As I get out of the truck and unload my gear I get goose bumps thinking, “wow this is amazing”! We walk up the gangway and I sign in with the Gurka guard. I step in side and am greeted by reception. By this time its like 3 hours since I got off the plane and close to 12 am. They are very excited to see me. I get my picture taken for my I’D card, that is directly hooked to my ship bank account and for accessing the ship! Then I am shown to the mess where there are some drinks and snacks set out for me. The receptionist shows me to my room, 3428. The third floor is the hospital floor but it also has crew rooms on it. We enter the room and I meet a couple of the 4 other guys who are not asleep yet. I throw my gear on the floor in a very cramped room. After a shower and a few minutes talk with my roommates I hit the sack, the top sack that is. I’m on a top bunk! I sleep like a baby!


Please bear with me as I am totally new to the world of blogging. I will try to post every couple of days! Just a warning to all those perfect spellers out there; my spelling may be a little off but I will blame that on the fact that I am close to the equator and it affects ones spelling and grammar skills!

Today is filled with mixed emotions. Sadness and excitement. I am sad that I am leaving my friends and family, who I love so much, behind as I start my adventure in Africa. I will miss all of you more than you know! I am excited to know that God has called me to Africa to serve with Mercy Ships. Mercy ships for those who don’t know is the world’s leading non-governmental ship-based medical organization. I will be taking the position of Welder aboard the M/V Africa Mercy.
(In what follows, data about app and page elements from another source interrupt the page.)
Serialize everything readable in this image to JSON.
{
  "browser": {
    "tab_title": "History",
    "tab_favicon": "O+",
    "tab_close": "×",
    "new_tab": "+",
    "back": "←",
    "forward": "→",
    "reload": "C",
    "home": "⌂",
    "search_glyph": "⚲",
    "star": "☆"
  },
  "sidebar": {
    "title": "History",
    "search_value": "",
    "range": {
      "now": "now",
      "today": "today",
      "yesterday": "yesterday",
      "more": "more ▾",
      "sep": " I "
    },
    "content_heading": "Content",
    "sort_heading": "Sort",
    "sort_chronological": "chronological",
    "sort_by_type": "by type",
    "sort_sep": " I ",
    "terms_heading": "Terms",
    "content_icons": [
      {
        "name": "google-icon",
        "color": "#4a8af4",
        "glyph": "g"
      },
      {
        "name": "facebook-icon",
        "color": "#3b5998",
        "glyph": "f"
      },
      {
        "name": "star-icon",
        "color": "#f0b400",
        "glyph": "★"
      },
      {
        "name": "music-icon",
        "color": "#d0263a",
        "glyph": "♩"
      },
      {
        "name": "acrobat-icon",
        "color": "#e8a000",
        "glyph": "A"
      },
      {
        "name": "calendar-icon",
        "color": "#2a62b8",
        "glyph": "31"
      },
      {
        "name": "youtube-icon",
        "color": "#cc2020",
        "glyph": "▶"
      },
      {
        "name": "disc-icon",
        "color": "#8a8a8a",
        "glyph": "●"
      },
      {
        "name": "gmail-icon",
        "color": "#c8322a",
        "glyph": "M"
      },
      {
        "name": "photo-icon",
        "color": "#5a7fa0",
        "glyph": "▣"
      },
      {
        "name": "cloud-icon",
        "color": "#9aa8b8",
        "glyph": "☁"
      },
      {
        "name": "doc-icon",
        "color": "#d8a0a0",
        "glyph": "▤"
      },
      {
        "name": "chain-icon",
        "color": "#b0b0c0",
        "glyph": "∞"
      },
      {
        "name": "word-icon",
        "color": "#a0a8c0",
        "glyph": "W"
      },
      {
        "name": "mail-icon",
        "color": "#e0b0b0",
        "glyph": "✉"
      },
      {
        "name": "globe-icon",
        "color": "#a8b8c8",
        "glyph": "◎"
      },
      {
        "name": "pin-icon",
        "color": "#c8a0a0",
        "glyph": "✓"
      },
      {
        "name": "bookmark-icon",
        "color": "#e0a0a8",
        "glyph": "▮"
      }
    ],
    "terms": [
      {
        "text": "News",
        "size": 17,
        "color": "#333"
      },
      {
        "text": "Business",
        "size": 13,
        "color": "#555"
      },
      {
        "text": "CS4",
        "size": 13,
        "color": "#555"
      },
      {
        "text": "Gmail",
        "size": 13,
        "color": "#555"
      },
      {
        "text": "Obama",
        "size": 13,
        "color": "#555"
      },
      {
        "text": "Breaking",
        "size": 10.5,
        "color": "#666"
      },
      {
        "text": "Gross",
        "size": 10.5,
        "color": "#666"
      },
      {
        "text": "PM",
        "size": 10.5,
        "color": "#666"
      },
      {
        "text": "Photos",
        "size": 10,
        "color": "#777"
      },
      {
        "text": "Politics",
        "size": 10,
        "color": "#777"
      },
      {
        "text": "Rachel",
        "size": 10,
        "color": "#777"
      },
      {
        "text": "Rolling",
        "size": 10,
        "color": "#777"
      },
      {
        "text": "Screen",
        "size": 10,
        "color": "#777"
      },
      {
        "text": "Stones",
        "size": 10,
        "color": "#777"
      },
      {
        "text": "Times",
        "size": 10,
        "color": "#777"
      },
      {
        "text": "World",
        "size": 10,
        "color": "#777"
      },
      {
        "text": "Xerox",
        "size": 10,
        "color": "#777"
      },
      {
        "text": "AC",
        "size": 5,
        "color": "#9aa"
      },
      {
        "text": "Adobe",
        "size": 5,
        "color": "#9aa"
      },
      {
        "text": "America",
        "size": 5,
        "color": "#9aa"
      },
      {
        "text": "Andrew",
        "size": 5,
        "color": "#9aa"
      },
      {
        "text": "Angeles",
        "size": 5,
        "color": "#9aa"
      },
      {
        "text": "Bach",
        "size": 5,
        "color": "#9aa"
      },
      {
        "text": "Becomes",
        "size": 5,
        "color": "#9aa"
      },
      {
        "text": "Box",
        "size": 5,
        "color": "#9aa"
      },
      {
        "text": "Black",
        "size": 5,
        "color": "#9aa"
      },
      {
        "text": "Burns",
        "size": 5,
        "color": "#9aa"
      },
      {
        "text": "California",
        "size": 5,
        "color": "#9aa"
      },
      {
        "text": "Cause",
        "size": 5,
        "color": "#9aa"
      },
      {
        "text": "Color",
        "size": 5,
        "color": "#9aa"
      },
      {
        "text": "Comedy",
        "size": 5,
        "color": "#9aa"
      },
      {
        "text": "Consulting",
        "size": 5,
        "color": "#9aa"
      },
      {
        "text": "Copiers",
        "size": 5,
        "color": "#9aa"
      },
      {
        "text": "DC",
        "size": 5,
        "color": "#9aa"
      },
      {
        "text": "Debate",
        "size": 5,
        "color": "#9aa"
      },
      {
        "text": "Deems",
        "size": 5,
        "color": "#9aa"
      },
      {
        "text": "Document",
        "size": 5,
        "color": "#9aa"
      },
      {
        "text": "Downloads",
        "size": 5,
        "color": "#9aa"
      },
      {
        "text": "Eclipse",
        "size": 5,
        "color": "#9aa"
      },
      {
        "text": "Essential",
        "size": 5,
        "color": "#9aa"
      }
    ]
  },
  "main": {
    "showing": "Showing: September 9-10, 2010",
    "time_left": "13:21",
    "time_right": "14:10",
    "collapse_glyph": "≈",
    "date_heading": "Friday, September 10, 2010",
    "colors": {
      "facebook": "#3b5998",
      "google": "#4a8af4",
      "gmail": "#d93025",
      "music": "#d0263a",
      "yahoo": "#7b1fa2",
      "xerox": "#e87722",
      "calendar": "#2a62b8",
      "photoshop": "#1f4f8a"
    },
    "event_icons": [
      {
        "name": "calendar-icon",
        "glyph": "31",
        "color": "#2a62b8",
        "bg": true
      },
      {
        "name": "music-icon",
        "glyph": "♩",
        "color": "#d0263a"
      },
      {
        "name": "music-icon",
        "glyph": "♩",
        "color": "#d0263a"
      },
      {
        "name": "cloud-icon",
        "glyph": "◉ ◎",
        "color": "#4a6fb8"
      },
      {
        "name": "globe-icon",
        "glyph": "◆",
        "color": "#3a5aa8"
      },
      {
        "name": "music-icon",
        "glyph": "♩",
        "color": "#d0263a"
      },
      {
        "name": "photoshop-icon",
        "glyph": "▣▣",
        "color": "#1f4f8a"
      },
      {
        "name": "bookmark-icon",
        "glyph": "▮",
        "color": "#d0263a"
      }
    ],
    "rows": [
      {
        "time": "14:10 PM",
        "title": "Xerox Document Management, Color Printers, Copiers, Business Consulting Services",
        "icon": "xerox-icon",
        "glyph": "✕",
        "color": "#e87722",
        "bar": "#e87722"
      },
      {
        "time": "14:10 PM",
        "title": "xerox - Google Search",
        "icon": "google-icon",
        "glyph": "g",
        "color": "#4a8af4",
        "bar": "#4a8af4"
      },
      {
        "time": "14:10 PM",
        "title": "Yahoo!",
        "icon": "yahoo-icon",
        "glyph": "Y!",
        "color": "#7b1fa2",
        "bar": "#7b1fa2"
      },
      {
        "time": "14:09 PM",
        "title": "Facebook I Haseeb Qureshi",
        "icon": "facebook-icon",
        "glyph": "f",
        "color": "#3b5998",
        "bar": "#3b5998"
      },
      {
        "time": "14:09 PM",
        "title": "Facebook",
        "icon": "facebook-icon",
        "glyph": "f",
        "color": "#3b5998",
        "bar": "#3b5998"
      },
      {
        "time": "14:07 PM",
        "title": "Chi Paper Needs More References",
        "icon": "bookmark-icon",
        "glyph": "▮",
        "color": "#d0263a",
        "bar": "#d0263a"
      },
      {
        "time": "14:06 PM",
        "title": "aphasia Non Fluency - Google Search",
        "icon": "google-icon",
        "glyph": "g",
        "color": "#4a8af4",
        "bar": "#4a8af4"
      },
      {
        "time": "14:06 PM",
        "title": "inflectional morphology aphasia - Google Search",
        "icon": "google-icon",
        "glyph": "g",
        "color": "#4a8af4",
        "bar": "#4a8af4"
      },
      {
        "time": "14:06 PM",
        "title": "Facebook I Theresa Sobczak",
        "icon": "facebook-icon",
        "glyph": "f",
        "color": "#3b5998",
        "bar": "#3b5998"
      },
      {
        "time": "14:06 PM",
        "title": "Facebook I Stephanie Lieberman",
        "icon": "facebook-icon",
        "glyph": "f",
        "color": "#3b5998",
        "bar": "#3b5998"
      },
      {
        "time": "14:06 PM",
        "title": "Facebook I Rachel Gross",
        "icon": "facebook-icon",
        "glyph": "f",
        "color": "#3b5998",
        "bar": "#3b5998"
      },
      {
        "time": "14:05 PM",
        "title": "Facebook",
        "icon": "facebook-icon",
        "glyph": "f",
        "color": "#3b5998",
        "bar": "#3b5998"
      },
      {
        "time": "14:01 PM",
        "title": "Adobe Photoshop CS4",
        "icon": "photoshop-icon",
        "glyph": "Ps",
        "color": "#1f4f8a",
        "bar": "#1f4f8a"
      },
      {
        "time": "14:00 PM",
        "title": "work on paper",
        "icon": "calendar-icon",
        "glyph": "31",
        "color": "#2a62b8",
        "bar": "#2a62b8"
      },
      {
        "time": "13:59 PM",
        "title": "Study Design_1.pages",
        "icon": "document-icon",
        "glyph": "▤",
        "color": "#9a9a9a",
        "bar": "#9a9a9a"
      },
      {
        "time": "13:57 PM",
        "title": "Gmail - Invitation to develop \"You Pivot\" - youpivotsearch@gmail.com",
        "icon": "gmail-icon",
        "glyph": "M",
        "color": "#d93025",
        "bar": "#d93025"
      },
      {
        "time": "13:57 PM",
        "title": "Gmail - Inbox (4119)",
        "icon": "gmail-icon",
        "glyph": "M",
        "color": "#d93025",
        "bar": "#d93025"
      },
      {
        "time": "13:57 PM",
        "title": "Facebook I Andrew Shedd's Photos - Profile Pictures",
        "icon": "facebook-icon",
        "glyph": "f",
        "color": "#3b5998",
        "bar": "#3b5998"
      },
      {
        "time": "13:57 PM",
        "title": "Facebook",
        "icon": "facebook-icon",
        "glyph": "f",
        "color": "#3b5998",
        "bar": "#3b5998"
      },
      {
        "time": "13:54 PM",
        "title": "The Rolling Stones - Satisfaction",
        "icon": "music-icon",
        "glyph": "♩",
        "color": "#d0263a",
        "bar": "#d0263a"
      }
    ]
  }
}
The M/V Africa Mercy is a 499 foot long ship that has been converted into a floating hospital. The ship has approximately 450 staff who are all volunteering not only their time but also there gifts and abilities.  You can read more about the organization on their website www.mercyships.org.

As I write this I am trapped on the secure side of a pile of glass, steel and concrete… welcome to the world of airports. The only comfort on the inside of this civilized prison is that there is a Starbucks!

My final destination for my trip will be the port city of Freetown, Sierra Leone, Africa. I will fly there via Calgary – London – Freetown. I will arrive about 8 pm on nov 9th, 22 hours after leaving Saskatoon.

Hey feel free to ask any questions via the comment button!  and I will try answer them as soon as I can!

 

Tim Abramoff     <>(